Born into a wealthy, socially prominent California family, Helen Hyde received art instruction in New York, Berlin, Paris, and finally Japan, where she spent half of her adult life. In addition to learning ukiyo-e printmaking techniques, Hyde studied the Japanese language and traditional brush painting during her residence there. She entrusted the block-cutting and printing of her designs to Japanese masters, however, overseeing their labor to obtain the results she wanted. Her editions ran anywhere from 100 to 250 impressions, an astonishing number that would be much lower if the physical effort of production had been her own.

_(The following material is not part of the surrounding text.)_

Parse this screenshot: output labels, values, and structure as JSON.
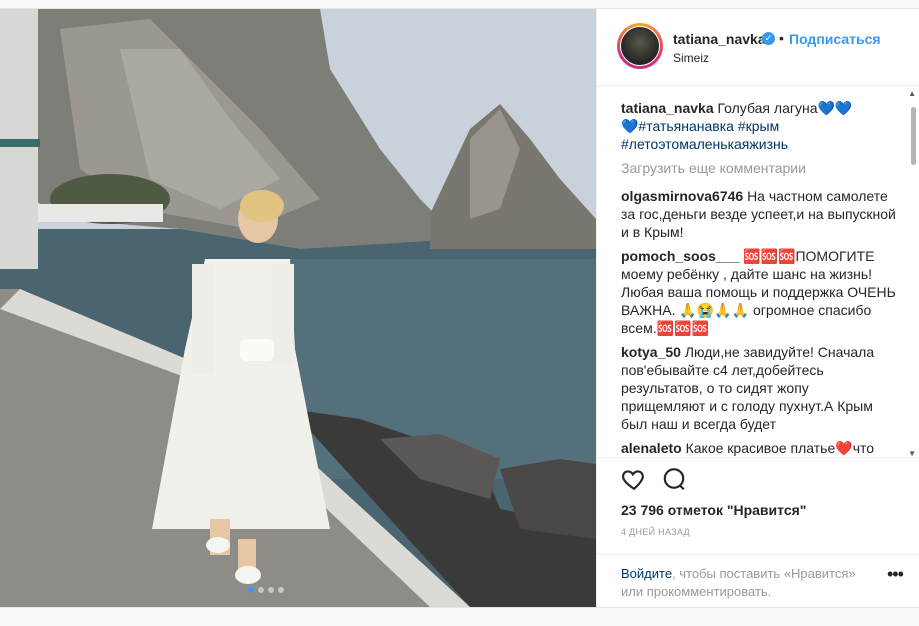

Resource: Chelsea Foxwell and Anne Leonard, Awash in Color: French and Japanese Prints, exh. cat. (Chicago: Smart Museum of Art, 2012), pp. 153–55.